Readers share their negative vaccination experiences; and a readers dogs (!) enjoy WDJs grooming tips.
Regarding your article on vaccination (“Current Thoughts on Shots,” WDJ August 1999): Thank you for confirming my belief that its the excessive challenging of the dog’s immune system that is responsible for so many auto-immune disorders.
I am a non-practicing LVT in New York state and I have three dogs, two of whom have autoimmune disorders. I used to vaccinate religiously, and even brought the vaccines home to administer them.
My 10-year-old Standard Poodle has seizure disorder (idiopathic). We’ve had a brain scan and all kinds of tests, under the supervision of a neurological specialist. All results were negative – no brain tumor or old lesion of the brain. The seizures started abruptly about a month after I vaccinated him. I was working at an animal emergency clinic at the time, and a few weekends prior to his first seizure, we had no fewer than 12 seizuring dogs come into the clinic in a 48-hour period, whereas we usually had less than one each weekend. Bad batch of vaccines that year?

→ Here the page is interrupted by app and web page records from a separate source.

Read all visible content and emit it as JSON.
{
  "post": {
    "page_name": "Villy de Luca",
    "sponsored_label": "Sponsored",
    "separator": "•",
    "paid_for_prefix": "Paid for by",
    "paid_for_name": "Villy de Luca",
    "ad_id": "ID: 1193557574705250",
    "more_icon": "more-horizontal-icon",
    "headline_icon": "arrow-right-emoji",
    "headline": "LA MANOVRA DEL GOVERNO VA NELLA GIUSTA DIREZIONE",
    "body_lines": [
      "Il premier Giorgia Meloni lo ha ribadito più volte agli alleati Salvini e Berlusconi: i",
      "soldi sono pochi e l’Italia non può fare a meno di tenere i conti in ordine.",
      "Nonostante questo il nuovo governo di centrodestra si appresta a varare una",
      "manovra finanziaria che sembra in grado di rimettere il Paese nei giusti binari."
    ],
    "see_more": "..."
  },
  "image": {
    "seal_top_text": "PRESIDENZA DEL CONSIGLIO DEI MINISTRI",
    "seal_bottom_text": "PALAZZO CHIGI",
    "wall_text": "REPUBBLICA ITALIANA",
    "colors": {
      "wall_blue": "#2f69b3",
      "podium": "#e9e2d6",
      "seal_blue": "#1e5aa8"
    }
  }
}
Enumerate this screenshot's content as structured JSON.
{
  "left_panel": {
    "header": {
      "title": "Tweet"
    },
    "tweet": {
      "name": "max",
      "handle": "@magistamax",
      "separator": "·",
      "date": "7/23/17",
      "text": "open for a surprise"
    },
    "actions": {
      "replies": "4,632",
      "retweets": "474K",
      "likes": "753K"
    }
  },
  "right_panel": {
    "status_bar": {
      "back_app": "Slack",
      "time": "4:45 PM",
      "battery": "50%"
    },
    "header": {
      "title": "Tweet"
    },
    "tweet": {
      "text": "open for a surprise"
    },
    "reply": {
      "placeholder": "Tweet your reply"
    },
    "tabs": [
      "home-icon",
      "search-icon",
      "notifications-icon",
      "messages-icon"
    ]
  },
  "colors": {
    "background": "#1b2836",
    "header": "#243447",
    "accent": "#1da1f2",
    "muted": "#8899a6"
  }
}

My other dog, a four-year-old Bichon, developed AIHA and very nearly died last October. He was vaccinated in the spring before this episode, and he had an allergic reaction – we had to rush him to the emergency clinic for a shot of Benadryl. I truly believe that it was the vaccine that caused both these reactions – and it included bordetella, which he’d never had before. He was not vaccinated this year. We did a titer and it was fine. I doubt that I will ever vaccinate him again, except for rabies every three years.
I am seriously considering not vaccinating my Poodle any longer, especially after reading your article. And my healthy (though itchy) Bichon will probably go on a reduced vaccination schedule; we’ll be testing titers on all three dogs come spring. Thank you for the article and Dr. Dodds’ vaccination schedule. I hope they start teaching this in vet school and vet tech programs.
-Kathleen Foley, LVT
I live in Scotland, but a friend sent me your article on vaccinations. This issue is also being discussed in Britain. My interest in this is because my favorite breed is Cavalier King Charles Spaniels. I’ve collected the pedigrees of around 90 Cavaliers who have had heart trouble (about 50 percent of King Charles Spaniels suffer from heart murmurs by five years of age). A number of the dogs whose pedigrees I have, and who come from fairly inbred American stock, had their heart trouble within about a month of having their vaccinations. Some died shortly afterward.
When the Cavalier breed was getting established in the 1930s and 1940s, it was not uncommon to breed mothers to sons, fathers to daughters, brothers to sisters. It’s a fact that inbreeding tends to weaken the immune system. Some Cavaliers are born with a lesser immune competence; others are stable and competent enough to withstand the challenge of their vaccinations.
It’s also been published in veterinary literature that adverse reactions to vaccination are generally uncommon, and thought to be more prevalent in certain breeds. I think that Cavalier breeders should give great thought to their vaccination programs, especially in lines that suffer from heart conditions.
We just wanted to let you know how much we enjoy your journal. Our human reads it from cover to cover as soon as it arrives. We’ve experienced a lot of new things like whole fresh chopped garlic and Ester C. We loved the whole fresh food idea but we needed some time to assimilate and therefore the other end result was not pretty. We were constantly asking to go out or leaving deposits which she did not greet with a smile. She changed back to the best dry food she could find as per your article. We’re doing fine now.
The reason we are taking the time to bark this note to you is your “Grooming for the Look of Love” article (WDJ July 1999). Now, she always grooms with love but this time she marched out to the barn and borrowed that Grooma curry from the horses. She first tried it on Gwenie, my adopted sister, a sort of German Shepherd. Gwenie is very sensitive about combs and usually displays her dislike for this ritual. This time, however, she rolled from side to side with glee and stretched her legs out for more! Of course our human (her name is Ava) was delighted.
I thought, “What About Me?” I’m a male Collie/Malamute mix. My turn came and I showed my joy by placing my paw on her arm and showering her with kisses. She even tried it on the finicky cat! Purring could be heard far and wide! So, keep up the good work. We appreciate it as much as she does.
-Jake and Gwenie Eskin